What the task asks> Repeat the full listing below verbatim and keep the images out.

>>>

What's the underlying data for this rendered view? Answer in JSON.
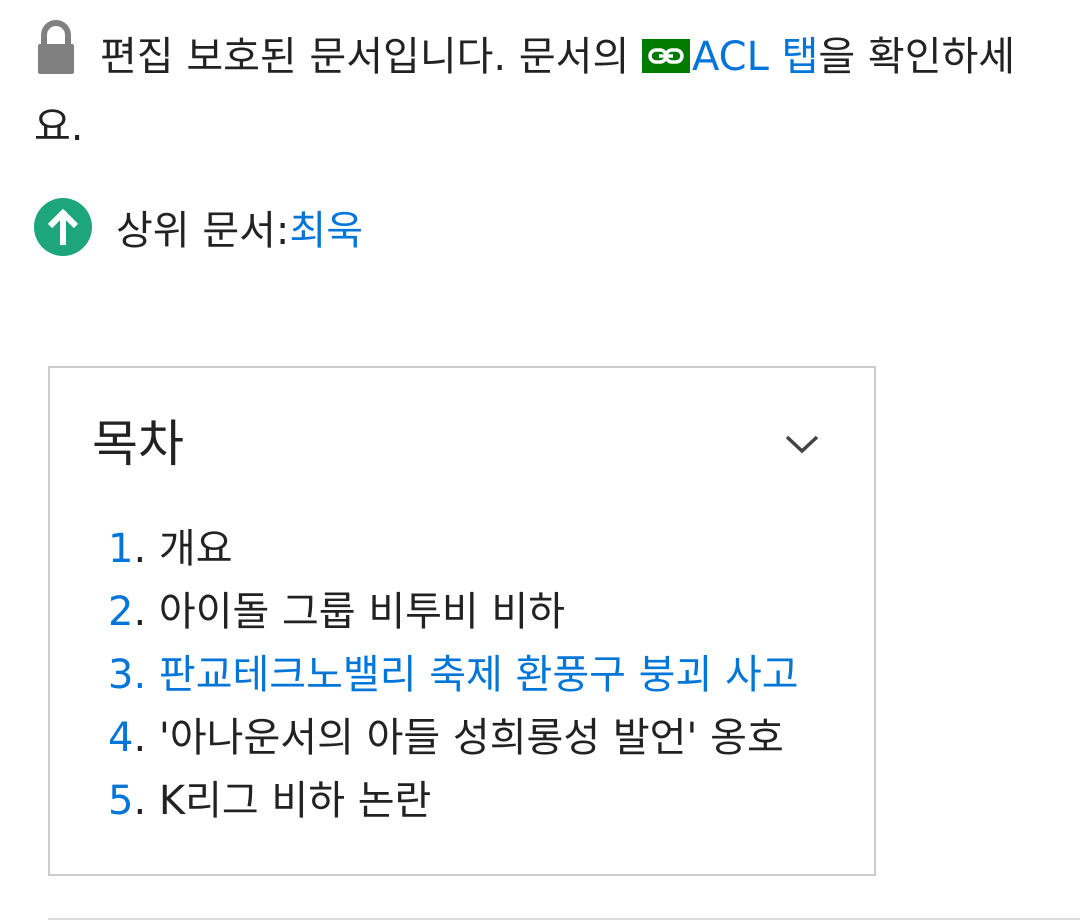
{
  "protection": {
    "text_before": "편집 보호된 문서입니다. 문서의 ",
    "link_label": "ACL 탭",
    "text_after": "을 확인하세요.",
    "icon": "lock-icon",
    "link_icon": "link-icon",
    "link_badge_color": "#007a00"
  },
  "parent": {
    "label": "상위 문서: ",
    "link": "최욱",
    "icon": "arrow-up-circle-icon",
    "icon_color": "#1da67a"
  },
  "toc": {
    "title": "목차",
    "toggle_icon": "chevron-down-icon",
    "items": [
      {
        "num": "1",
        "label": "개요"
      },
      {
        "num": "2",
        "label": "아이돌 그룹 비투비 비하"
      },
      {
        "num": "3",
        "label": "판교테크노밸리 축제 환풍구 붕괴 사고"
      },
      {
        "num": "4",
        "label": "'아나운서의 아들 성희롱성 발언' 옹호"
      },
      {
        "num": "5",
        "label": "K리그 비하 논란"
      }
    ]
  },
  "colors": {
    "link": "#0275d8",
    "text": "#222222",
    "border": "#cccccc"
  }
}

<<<

Task result>
What's the underlying data for this rendered view? Answer in JSON.
{
  "protection": {
    "text_before": "편집 보호된 문서입니다. 문서의 ",
    "link_label": "ACL 탭",
    "text_after": "을 확인하세요.",
    "icon": "lock-icon",
    "link_icon": "link-icon",
    "link_badge_color": "#007a00"
  },
  "parent": {
    "label": "상위 문서: ",
    "link": "최욱",
    "icon": "arrow-up-circle-icon",
    "icon_color": "#1da67a"
  },
  "toc": {
    "title": "목차",
    "toggle_icon": "chevron-down-icon",
    "items": [
      {
        "num": "1",
        "label": "개요"
      },
      {
        "num": "2",
        "label": "아이돌 그룹 비투비 비하"
      },
      {
        "num": "3",
        "label": "판교테크노밸리 축제 환풍구 붕괴 사고"
      },
      {
        "num": "4",
        "label": "'아나운서의 아들 성희롱성 발언' 옹호"
      },
      {
        "num": "5",
        "label": "K리그 비하 논란"
      }
    ]
  },
  "colors": {
    "link": "#0275d8",
    "text": "#222222",
    "border": "#cccccc"
  }
}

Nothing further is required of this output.